This policy brief is one of two which examines the issue of polarisation and the extent to which it is driven by digital media. Even if polarisation is not driven by digital media, severe conflicts playing out on the digital stage are in themselves an urgent problem. It is plausible that some forms of digital media drive polarisation and others do not, and also possible that digital media impacts vary by culture. No matter “who is to blame,” new opportunities to build peace are blossoming on digital media. Many people are working hard to build peace using the Internet, and we can learn a lot from their approaches. This first brief is a research overview about polarisation and policy issues related to digital media. After summarising a range of studies in this area, the policy brief closes with a series of questions highlighting where further research is most needed.
Policy Brief No.43 - July, 2019
China and India are the two most populous countries in the world and relations between them oscillate between conflict, competition and cooperation. Both countries have dynamic economies. They have fought a war with each other, continue to tussle over territory at their shared border and both invest heavily in their military posture. Their trade relations have greatly improved and cordial cooperation in various global and regional forums brought them closer to each other in selected political and economic areas. Is there hope for better conflict management, for fruitful competition, and for improving collaboration?
Policy Brief No.42 - June, 2019

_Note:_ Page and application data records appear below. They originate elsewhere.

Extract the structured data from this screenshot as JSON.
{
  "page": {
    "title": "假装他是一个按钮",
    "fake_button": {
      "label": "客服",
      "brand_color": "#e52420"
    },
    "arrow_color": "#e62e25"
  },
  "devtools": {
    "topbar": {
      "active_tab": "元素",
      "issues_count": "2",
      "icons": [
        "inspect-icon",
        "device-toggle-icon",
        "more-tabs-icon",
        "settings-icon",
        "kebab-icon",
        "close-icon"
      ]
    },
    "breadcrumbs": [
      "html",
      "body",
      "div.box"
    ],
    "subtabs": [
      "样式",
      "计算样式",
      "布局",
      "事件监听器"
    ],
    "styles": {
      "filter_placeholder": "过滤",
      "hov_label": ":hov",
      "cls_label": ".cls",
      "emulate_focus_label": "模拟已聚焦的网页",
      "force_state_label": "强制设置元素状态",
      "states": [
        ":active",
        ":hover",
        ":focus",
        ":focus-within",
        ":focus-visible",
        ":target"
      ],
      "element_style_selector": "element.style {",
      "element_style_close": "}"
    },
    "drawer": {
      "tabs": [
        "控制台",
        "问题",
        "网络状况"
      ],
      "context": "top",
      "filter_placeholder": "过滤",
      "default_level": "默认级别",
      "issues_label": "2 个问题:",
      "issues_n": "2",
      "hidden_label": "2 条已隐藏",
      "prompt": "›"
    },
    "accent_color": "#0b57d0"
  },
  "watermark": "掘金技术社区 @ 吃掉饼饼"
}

Throughout this policy brief, we vet the use of social media in a major Middle Eastern country - Egypt - where the youth took to the streets to express frustrations that lasted almost a lifetime. While social media helped topple autocratic dictator, Hosni Mubarak, it played the role of Pandora’s box, unwittingly showing the strengths and weaknesses of the society’s fabric. The brief follows a string of events that changed the face of the Egyptian state and with it came conflict. We also discuss how extremism infiltrated potentially every home with access to internet and offer solutions that can aid this creeping disease that lures sympathisers. Finally we list a number of recommendations that could help civil society groups sustain a dialogue and a have a strong impact on the general public.